The Party of Hate Strikes Again
Faced with the prospect of a woman or African-American opponent in the 2008 presidential race, the Republican Party back in February initiated diversity training of sorts. The RNC commissioned focus groups and polls to learn how to safely attack either Barack Obama or Hillary Clinton because, as GOP strategist Kellyanne Conway put it, "You can't allow the party to be Macaca-ed." Sadly for the Party of Hate, top Republican officials in Nevada and New Mexico didn't read the memo.
Over the weekend, the GOP removed Didi Lima, its communications director in Clark County, Nevada. Both the Republicans' spokesperson for the most populous county in the state and co-chair for John McCain's Nevada Hispanic Leadership Team, Lima on Thursday failed to exercise what Conway earlier deemed "less deafness and more deftness in dealing with a different looking candidate." As USA Today reported:
"We don't want (Hispanics) to become the new African-American community," Lima told The Associated Press. "And that's what the Democratic Party is going to do to them, create more programs and give them handouts, food stamps and checks for this and checks for that. We don't want that."
"I'm very much afraid that the Democratic Party is going to do the same thing that they did with the African-American culture and make them all dependent on the government and we don't want that," she said.

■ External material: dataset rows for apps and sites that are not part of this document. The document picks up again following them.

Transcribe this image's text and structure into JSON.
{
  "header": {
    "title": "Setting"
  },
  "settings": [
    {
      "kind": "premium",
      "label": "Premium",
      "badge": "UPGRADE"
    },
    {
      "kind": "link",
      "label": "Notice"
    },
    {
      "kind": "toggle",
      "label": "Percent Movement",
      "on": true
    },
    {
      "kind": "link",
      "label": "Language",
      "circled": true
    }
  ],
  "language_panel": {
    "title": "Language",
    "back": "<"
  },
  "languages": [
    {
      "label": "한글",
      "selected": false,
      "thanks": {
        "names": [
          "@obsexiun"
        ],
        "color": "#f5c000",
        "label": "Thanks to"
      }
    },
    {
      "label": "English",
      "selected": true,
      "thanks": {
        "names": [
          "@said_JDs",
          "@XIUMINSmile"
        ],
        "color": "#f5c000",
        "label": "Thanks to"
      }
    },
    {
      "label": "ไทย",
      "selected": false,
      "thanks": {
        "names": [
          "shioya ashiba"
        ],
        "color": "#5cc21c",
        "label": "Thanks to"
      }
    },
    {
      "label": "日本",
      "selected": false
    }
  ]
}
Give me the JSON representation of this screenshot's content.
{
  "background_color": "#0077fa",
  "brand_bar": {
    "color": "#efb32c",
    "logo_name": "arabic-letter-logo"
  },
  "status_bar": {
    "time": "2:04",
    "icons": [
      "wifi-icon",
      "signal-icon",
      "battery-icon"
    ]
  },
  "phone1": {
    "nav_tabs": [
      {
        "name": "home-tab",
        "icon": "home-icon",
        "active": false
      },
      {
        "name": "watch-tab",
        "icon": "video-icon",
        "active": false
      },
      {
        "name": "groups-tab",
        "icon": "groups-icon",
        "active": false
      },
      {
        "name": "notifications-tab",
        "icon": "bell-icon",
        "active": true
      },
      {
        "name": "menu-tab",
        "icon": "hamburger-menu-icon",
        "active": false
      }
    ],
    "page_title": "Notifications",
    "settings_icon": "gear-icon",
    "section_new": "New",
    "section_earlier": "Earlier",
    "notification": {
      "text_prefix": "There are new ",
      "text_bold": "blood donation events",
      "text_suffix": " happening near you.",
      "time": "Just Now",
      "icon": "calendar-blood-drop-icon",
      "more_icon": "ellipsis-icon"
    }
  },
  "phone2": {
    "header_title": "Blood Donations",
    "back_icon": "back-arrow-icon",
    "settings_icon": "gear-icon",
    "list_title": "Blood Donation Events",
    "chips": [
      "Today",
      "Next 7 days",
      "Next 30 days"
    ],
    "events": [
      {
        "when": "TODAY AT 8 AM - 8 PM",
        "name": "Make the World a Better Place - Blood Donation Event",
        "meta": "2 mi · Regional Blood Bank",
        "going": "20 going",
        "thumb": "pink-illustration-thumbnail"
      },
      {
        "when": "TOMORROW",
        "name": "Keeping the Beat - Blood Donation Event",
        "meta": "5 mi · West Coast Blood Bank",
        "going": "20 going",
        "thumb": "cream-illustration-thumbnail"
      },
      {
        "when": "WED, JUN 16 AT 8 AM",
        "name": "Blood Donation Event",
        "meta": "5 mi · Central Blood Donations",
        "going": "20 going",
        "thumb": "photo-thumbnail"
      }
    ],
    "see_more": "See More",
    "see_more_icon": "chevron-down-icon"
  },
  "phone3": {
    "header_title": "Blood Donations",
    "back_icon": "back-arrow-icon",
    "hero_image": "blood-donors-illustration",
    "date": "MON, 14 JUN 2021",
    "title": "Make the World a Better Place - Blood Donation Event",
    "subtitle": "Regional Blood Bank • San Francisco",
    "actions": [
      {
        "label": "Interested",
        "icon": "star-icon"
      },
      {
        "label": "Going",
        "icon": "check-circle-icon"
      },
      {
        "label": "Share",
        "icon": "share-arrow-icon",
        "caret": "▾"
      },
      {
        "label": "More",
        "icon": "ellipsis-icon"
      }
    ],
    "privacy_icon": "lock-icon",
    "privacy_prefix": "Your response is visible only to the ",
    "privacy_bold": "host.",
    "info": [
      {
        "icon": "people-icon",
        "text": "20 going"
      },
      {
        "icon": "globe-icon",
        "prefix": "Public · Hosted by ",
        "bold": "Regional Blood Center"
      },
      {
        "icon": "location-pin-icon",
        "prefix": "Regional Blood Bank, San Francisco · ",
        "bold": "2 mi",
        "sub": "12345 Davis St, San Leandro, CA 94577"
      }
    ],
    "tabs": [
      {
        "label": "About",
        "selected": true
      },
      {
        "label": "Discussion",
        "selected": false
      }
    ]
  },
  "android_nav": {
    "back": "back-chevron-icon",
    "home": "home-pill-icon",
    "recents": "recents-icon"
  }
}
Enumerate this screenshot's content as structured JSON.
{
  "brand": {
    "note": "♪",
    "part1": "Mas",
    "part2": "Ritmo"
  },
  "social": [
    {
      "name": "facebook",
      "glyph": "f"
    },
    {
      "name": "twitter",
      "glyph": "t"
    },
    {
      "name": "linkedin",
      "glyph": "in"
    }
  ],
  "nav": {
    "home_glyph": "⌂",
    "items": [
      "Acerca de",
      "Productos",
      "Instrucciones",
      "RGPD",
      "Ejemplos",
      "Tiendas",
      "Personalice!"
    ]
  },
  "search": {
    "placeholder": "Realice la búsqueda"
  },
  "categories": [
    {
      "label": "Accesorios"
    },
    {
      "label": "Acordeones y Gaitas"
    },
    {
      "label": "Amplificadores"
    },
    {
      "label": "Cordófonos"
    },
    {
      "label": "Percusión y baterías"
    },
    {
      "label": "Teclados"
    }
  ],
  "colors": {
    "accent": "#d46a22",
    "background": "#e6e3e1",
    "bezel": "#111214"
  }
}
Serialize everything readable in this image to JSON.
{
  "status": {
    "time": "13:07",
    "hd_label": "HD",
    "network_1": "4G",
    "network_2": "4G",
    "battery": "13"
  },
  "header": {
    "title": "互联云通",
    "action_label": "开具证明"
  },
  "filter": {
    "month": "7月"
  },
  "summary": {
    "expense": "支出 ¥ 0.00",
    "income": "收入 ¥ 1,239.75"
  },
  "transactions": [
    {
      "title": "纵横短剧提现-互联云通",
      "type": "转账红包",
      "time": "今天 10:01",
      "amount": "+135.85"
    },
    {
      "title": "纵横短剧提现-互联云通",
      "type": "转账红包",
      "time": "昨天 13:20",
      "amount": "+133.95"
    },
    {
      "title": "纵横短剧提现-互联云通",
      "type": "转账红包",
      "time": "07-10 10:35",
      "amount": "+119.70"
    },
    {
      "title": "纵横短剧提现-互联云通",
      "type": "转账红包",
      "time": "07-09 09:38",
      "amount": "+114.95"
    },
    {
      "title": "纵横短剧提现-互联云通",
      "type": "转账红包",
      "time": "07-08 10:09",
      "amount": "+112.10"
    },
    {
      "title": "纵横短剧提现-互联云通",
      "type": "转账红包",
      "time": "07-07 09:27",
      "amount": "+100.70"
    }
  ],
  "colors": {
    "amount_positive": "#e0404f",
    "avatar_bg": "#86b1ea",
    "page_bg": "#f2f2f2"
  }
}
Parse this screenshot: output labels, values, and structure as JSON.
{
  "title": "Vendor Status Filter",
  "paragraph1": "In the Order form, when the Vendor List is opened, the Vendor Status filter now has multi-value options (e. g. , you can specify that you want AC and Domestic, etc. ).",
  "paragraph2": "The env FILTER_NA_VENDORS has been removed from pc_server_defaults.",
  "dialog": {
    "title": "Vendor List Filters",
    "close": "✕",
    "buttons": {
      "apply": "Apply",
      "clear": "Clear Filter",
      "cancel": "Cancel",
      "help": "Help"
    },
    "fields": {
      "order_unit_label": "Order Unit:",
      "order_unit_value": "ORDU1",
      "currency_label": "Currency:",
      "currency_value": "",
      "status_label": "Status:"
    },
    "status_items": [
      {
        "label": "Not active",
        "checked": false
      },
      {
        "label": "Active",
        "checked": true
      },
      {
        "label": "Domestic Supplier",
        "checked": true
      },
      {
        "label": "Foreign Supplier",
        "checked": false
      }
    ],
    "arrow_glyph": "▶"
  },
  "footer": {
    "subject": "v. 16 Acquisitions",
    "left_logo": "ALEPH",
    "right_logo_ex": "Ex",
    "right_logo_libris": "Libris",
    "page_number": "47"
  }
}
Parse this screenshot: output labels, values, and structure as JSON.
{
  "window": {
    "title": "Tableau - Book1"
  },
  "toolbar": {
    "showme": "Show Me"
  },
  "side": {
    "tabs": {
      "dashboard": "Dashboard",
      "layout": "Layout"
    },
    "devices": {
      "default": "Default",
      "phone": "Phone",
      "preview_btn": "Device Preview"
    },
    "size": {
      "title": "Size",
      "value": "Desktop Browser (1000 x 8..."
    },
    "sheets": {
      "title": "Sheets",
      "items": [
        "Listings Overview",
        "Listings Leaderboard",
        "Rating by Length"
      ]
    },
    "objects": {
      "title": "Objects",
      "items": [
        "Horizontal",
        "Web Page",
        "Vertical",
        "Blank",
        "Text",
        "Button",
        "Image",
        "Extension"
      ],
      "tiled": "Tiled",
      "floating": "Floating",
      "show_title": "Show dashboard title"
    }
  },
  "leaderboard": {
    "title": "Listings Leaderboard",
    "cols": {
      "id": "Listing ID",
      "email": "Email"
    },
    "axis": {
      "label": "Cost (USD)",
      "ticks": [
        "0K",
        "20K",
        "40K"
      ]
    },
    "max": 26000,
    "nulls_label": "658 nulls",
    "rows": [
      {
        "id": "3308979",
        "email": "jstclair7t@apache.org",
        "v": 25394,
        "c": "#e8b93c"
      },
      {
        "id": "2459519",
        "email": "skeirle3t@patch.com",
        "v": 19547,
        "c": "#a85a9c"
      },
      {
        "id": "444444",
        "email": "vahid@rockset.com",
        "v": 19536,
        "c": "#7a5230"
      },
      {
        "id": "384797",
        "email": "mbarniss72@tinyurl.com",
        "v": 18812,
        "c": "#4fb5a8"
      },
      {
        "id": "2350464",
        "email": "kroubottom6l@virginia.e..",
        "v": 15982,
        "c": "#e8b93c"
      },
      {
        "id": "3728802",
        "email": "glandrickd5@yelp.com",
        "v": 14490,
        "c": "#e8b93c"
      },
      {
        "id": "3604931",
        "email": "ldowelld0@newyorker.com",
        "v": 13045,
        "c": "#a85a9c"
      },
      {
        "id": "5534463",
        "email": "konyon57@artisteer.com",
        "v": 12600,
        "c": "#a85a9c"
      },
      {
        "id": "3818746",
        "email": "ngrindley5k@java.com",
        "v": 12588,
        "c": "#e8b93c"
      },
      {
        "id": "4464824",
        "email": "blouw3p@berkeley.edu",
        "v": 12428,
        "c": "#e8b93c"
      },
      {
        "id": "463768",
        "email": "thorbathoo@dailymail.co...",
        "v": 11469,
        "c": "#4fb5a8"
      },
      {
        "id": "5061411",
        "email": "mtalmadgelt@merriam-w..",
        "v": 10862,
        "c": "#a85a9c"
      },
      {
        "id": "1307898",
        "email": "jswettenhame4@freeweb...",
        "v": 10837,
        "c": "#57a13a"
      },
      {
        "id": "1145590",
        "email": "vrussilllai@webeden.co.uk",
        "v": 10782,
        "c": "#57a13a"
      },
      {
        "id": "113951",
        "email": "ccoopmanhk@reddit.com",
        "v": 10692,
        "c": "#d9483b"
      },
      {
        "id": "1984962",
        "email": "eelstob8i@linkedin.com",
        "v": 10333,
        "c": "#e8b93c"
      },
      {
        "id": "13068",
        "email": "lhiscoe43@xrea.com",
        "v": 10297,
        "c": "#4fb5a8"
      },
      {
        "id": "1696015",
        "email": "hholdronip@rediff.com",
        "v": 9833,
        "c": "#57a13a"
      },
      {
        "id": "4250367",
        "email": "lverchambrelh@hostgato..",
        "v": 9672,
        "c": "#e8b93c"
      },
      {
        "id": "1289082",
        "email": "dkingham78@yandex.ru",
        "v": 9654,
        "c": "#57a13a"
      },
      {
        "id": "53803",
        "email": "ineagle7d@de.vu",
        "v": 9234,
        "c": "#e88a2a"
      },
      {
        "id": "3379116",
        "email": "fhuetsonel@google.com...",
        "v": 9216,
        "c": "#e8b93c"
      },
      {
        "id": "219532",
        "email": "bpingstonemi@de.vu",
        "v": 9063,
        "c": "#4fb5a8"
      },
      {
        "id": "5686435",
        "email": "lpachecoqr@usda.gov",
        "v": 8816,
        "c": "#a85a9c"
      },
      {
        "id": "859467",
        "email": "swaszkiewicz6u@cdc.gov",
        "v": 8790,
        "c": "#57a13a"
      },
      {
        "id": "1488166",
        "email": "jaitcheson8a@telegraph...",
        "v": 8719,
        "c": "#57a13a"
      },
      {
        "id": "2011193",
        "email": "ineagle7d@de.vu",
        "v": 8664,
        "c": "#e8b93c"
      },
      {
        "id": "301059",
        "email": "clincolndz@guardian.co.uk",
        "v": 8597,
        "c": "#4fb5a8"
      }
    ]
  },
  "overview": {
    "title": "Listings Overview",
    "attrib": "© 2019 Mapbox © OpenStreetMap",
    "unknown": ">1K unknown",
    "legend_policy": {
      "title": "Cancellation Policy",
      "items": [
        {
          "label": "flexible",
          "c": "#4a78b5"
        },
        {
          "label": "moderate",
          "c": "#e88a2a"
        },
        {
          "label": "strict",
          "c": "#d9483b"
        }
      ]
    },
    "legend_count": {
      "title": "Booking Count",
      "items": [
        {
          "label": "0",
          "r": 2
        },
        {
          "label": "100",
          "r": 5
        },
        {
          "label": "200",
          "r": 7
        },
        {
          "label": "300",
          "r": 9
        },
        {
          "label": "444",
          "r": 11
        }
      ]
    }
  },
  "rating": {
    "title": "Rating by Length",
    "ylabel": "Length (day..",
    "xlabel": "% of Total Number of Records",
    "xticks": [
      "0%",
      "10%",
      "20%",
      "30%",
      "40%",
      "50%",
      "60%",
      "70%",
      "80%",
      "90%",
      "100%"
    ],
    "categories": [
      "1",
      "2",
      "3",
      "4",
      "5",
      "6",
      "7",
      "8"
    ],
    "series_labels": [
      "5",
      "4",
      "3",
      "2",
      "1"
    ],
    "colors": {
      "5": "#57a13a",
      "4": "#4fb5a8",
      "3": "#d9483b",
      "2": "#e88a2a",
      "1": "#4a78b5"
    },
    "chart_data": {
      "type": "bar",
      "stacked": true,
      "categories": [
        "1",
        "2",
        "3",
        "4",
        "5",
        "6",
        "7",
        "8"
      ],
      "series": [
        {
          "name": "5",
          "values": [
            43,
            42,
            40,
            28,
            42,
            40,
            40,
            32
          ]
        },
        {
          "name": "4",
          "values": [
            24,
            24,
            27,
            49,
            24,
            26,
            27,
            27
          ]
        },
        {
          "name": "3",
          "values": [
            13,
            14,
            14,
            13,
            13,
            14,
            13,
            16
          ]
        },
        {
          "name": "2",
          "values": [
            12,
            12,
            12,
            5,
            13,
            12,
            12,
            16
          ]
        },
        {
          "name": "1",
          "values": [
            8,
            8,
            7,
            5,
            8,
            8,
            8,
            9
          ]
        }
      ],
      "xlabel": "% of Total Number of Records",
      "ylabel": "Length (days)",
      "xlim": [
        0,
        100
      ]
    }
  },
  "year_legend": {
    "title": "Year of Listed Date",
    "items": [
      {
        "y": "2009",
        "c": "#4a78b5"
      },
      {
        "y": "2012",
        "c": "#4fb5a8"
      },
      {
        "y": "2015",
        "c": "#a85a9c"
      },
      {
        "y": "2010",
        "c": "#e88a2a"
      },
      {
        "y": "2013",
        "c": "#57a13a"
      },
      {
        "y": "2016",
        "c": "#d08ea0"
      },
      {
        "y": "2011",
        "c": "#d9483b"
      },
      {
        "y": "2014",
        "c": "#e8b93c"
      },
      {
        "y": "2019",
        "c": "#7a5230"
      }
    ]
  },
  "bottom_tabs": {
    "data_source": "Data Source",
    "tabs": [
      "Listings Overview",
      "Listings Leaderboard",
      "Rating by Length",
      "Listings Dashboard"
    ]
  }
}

Lima's departure follows on the heels of the resignation last week of Fernando C. de Baca. Chairman of the Republican Party in Bernalillo County, New Mexico's most populous county, de Baca predicted John McCain would do well in his state:
"The truth is that Hispanics came here as conquerors. African-Americans came here as slaves. Hispanics consider themselves above blacks. They won't vote for a black president."
As the national and state polls clearly show, de Baca is wrong. Obama has enjoyed leads as large as 40 points among Hispanic voters nationwide. And for now, the battleground state of New Mexico is leaning his way.
Sadly, Lima and de Baca's missteps in the Southwest are hardly isolated events for the Republican Party in this year's election. On Thursday, Minnesota Rep. Michelle Bachman cited an article blaming "blacks" and "other minorities" for the Wall Street financial crisis. In Virginia, Congressman Virgil Goode, who previously hurled anti-Muslim slurs at his Minnesota colleague Keith Ellison, is airing ads depicting his lily-white Democratic opponent as dark-skinned and bearded. Meanwhile, Fort Hill, South Carolina mayor Danny Funderburk forwarded an email proclaiming Barack Obama the anti-Christ because he was "just curious" if it was true.
And it's not even October yet.
As I wrote last year ("The Party of Hate"), "the only message seemingly uniting Republicans is disdain - of immigrants, of blacks, of gay Americans and above all, Muslims." Alas, Kellyanne Conway's diversity training for Republicans was just a smokescreen for the Party of Hate.